[[ Data for this task, beginning ]]

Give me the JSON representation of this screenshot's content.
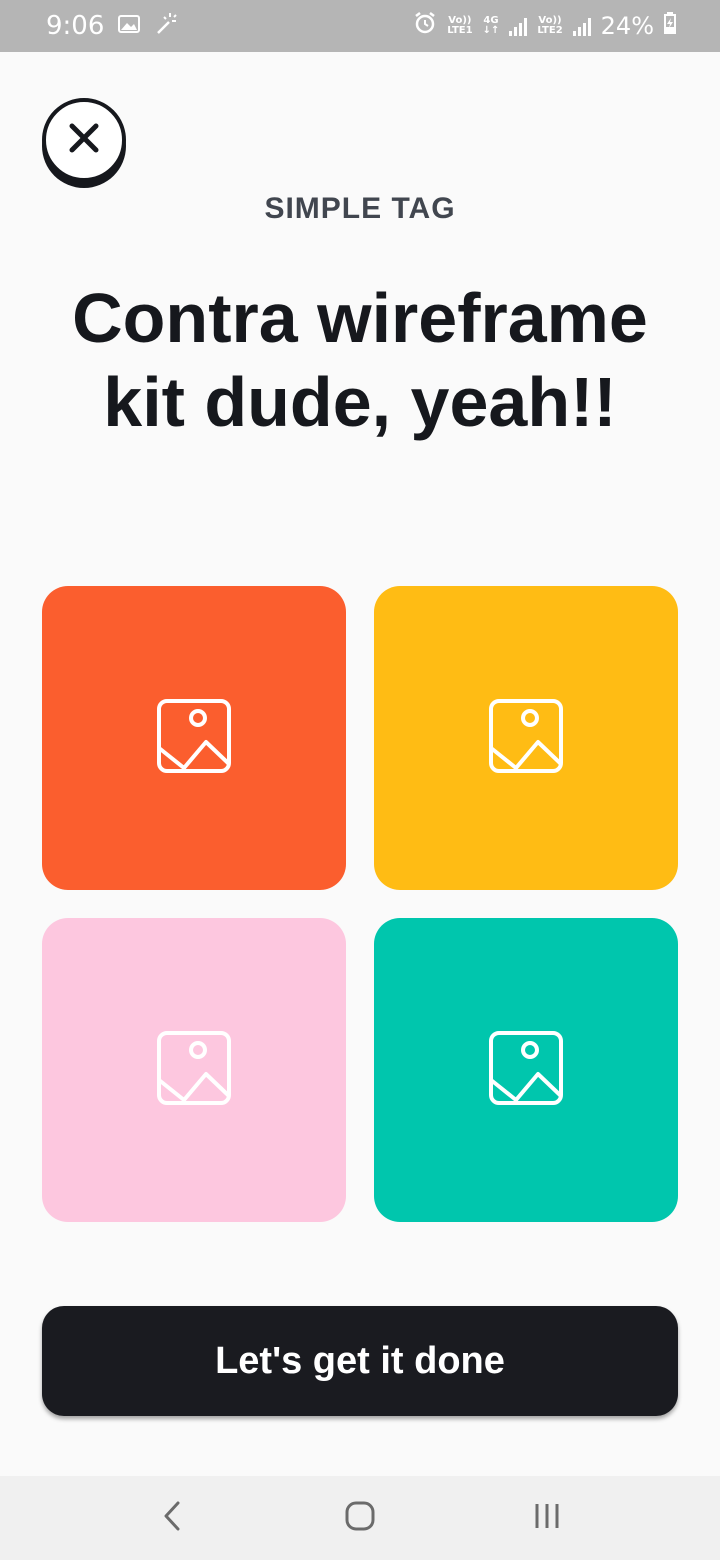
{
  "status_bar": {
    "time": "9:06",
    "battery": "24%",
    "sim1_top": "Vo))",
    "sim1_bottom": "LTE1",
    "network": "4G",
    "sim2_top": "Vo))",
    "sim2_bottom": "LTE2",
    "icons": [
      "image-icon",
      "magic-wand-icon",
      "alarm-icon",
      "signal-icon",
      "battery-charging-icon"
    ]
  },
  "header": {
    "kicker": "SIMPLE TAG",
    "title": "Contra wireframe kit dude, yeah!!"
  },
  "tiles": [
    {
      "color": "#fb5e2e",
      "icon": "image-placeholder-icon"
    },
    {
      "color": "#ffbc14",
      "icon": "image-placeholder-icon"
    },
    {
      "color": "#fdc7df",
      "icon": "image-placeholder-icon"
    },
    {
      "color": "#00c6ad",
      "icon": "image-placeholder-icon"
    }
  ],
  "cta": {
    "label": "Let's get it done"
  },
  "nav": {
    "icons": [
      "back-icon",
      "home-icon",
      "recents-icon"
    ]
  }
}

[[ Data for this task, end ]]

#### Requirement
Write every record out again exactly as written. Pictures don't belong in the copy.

#### Written response
Give me the JSON representation of this screenshot's content.
{
  "status_bar": {
    "time": "9:06",
    "battery": "24%",
    "sim1_top": "Vo))",
    "sim1_bottom": "LTE1",
    "network": "4G",
    "sim2_top": "Vo))",
    "sim2_bottom": "LTE2",
    "icons": [
      "image-icon",
      "magic-wand-icon",
      "alarm-icon",
      "signal-icon",
      "battery-charging-icon"
    ]
  },
  "header": {
    "kicker": "SIMPLE TAG",
    "title": "Contra wireframe kit dude, yeah!!"
  },
  "tiles": [
    {
      "color": "#fb5e2e",
      "icon": "image-placeholder-icon"
    },
    {
      "color": "#ffbc14",
      "icon": "image-placeholder-icon"
    },
    {
      "color": "#fdc7df",
      "icon": "image-placeholder-icon"
    },
    {
      "color": "#00c6ad",
      "icon": "image-placeholder-icon"
    }
  ],
  "cta": {
    "label": "Let's get it done"
  },
  "nav": {
    "icons": [
      "back-icon",
      "home-icon",
      "recents-icon"
    ]
  }
}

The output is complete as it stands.